In the records below, pick out all lines containing the word "JSON".

[Records provided — start]

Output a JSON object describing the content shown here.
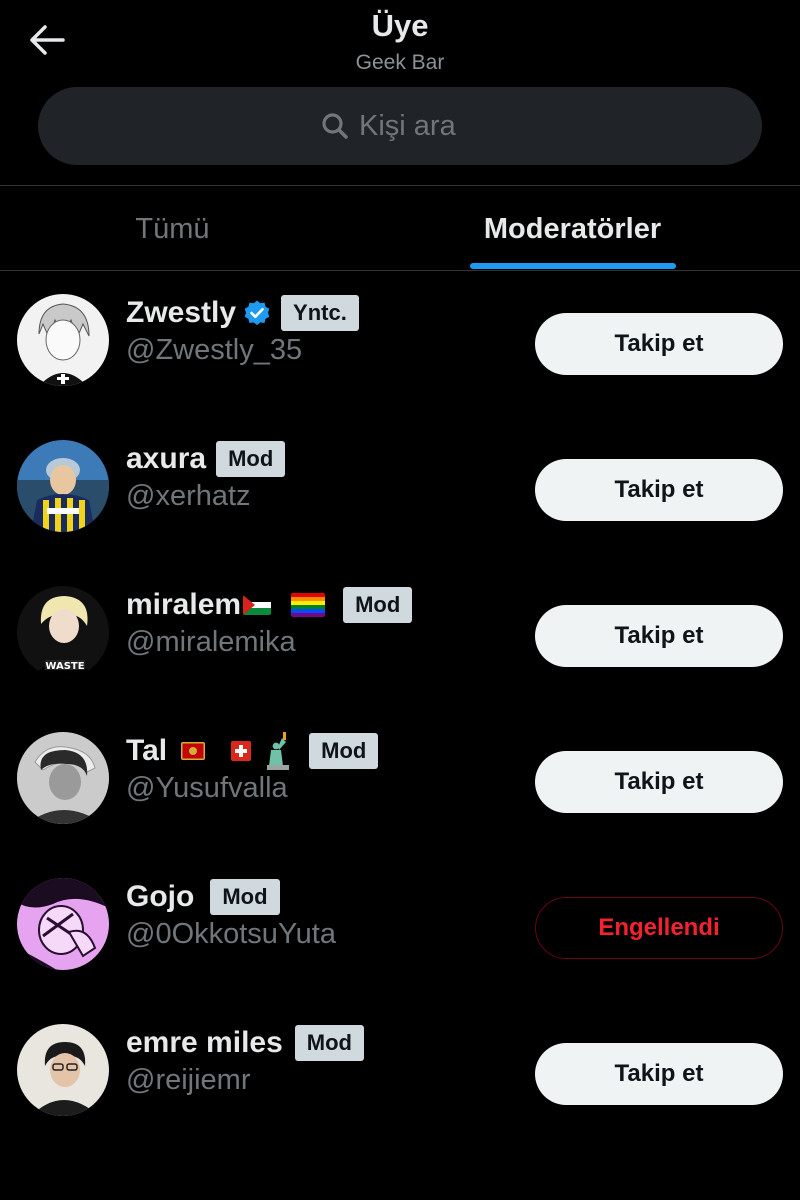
{
  "header": {
    "title": "Üye",
    "subtitle": "Geek Bar",
    "search_placeholder": "Kişi ara"
  },
  "tabs": [
    {
      "label": "Tümü",
      "active": false
    },
    {
      "label": "Moderatörler",
      "active": true
    }
  ],
  "colors": {
    "accent": "#1d9bf0",
    "blocked": "#f4212e",
    "badge_bg": "#cfd9de"
  },
  "members": [
    {
      "name": "Zwestly",
      "handle": "@Zwestly_35",
      "badge": "Yntc.",
      "verified": true,
      "emojis": [],
      "action": "Takip et"
    },
    {
      "name": "axura",
      "handle": "@xerhatz",
      "badge": "Mod",
      "emojis": [],
      "action": "Takip et"
    },
    {
      "name": "miralem",
      "handle": "@miralemika",
      "badge": "Mod",
      "emojis": [
        "palestine-flag",
        "rainbow-flag"
      ],
      "action": "Takip et"
    },
    {
      "name": "Tal",
      "handle": "@Yusufvalla",
      "badge": "Mod",
      "emojis": [
        "montenegro-flag",
        "switzerland-flag",
        "statue-of-liberty"
      ],
      "action": "Takip et"
    },
    {
      "name": "Gojo",
      "handle": "@0OkkotsuYuta",
      "badge": "Mod",
      "emojis": [],
      "action": "Engellendi",
      "blocked": true
    },
    {
      "name": "emre miles",
      "handle": "@reijiemr",
      "badge": "Mod",
      "emojis": [],
      "action": "Takip et"
    }
  ]
}
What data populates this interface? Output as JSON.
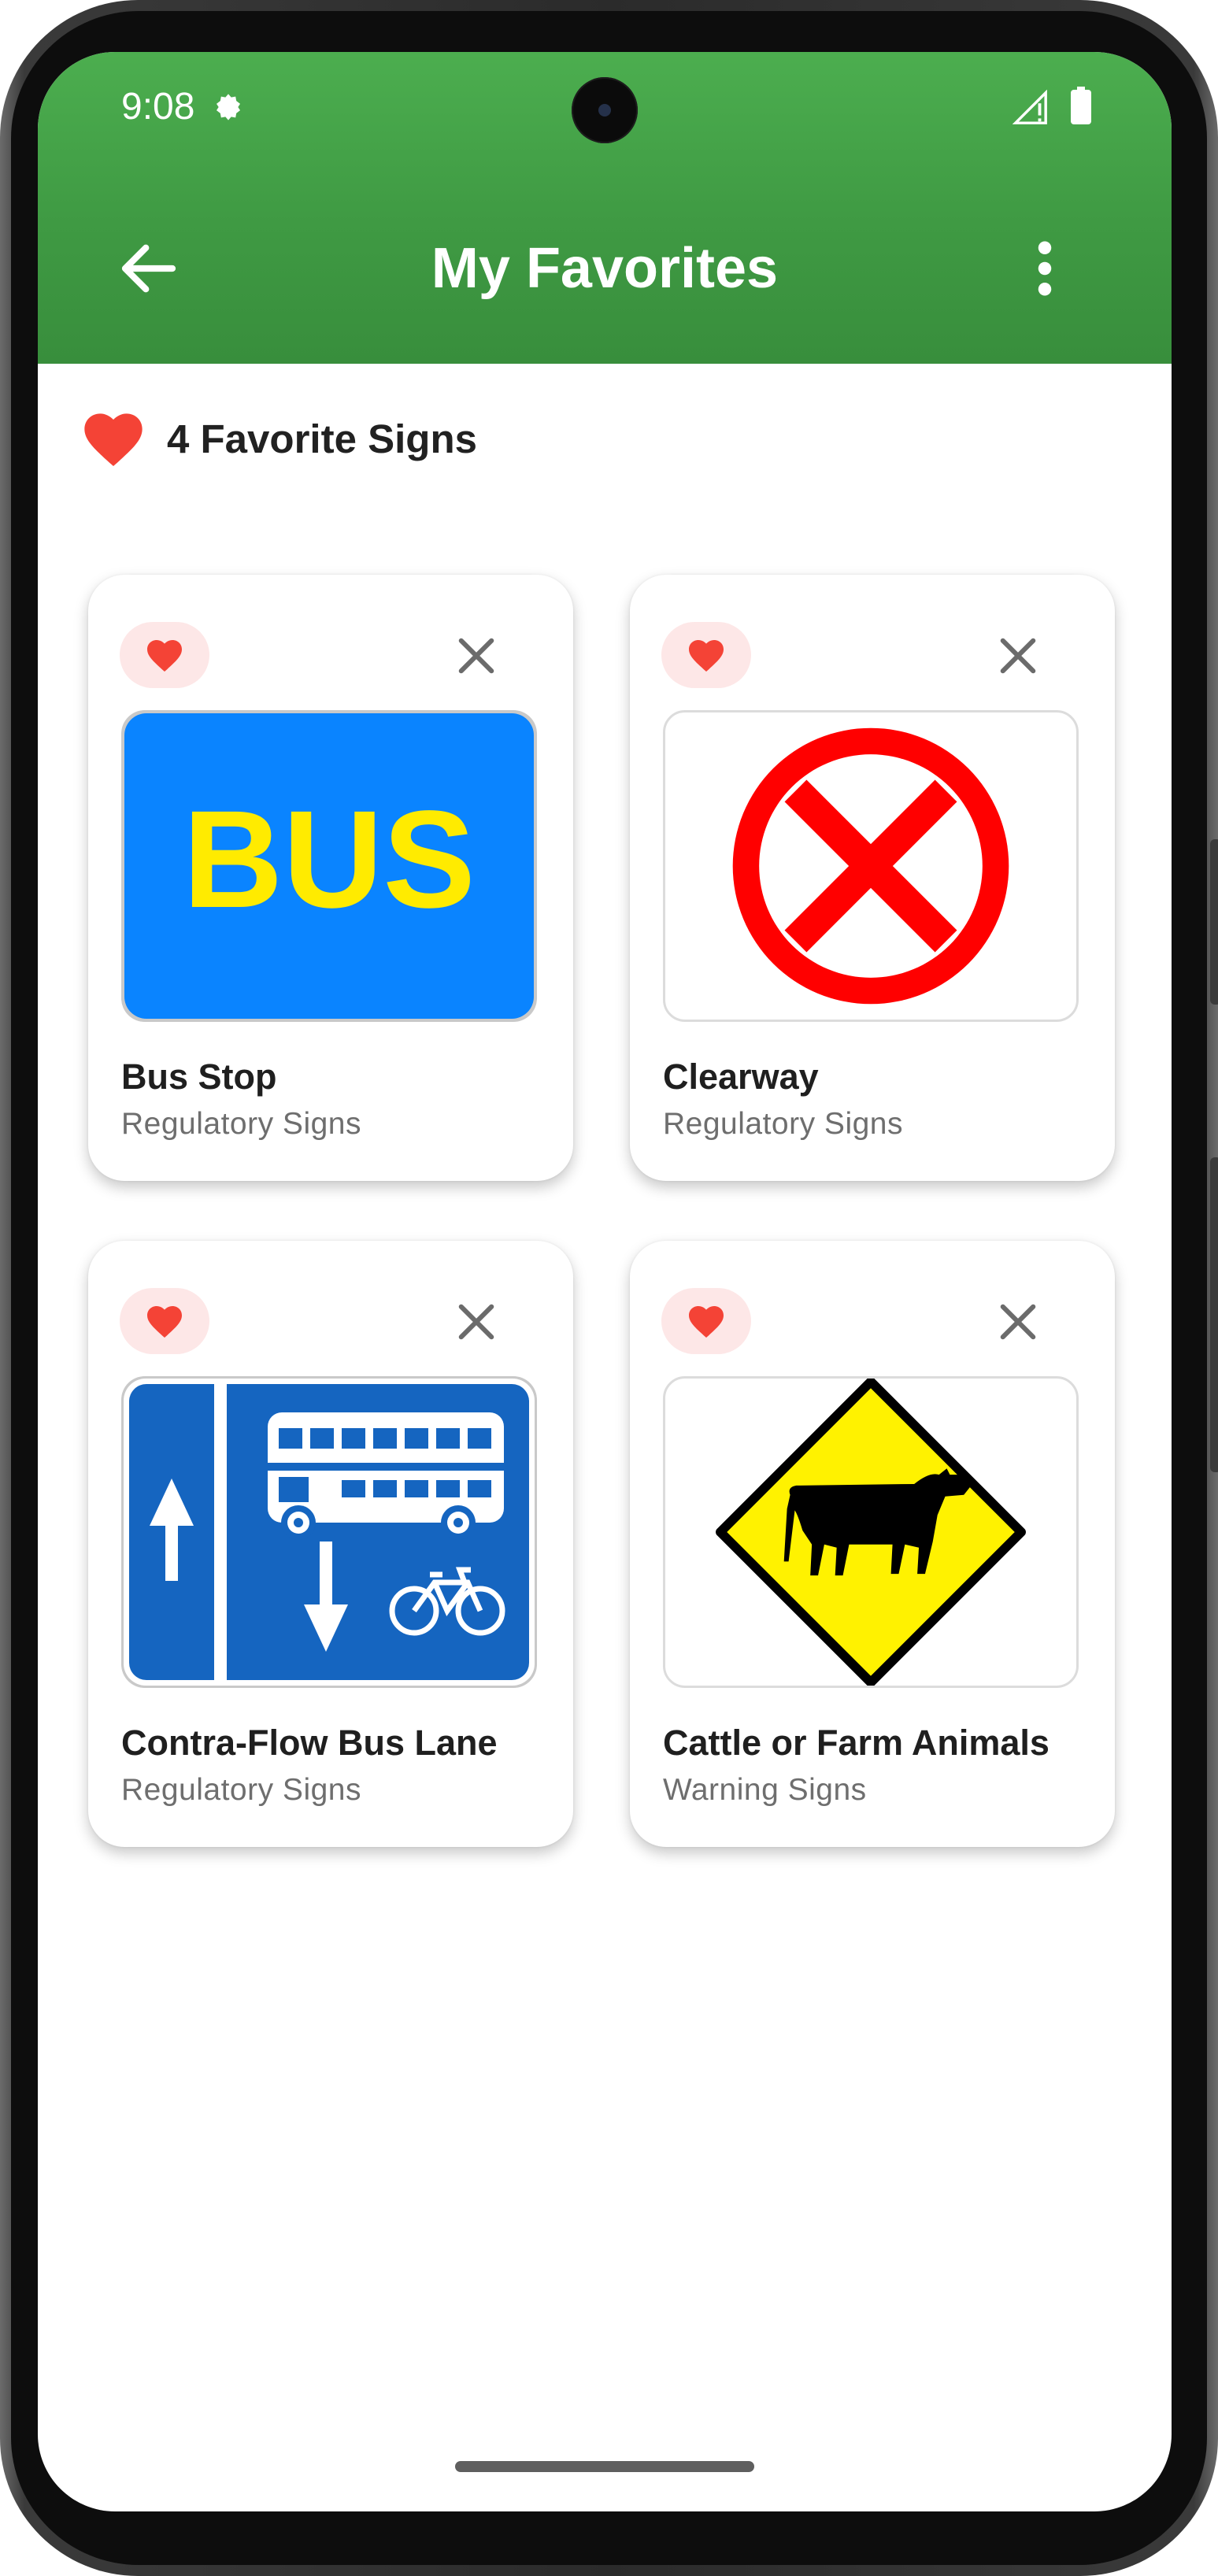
{
  "status_bar": {
    "time": "9:08"
  },
  "app_bar": {
    "title": "My Favorites",
    "back_icon": "arrow-back-icon",
    "menu_icon": "more-vert-icon"
  },
  "favorites_summary": {
    "count_label": "4 Favorite Signs",
    "icon": "heart-icon"
  },
  "cards": [
    {
      "title": "Bus Stop",
      "category": "Regulatory Signs",
      "sign_text": "BUS"
    },
    {
      "title": "Clearway",
      "category": "Regulatory Signs"
    },
    {
      "title": "Contra-Flow Bus Lane",
      "category": "Regulatory Signs"
    },
    {
      "title": "Cattle or Farm Animals",
      "category": "Warning Signs"
    }
  ],
  "colors": {
    "app_bar": "#43a047",
    "heart": "#f44336",
    "fav_pill": "#fde7e7",
    "bus_sign_blue": "#0a84ff",
    "bus_sign_text": "#ffeb00",
    "clearway_red": "#ff0000",
    "bus_lane_blue": "#1565c0",
    "warning_yellow": "#fff200"
  }
}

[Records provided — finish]

— Exercise answer —
Output a JSON object describing the content shown here.
What data populates this interface? Output as JSON.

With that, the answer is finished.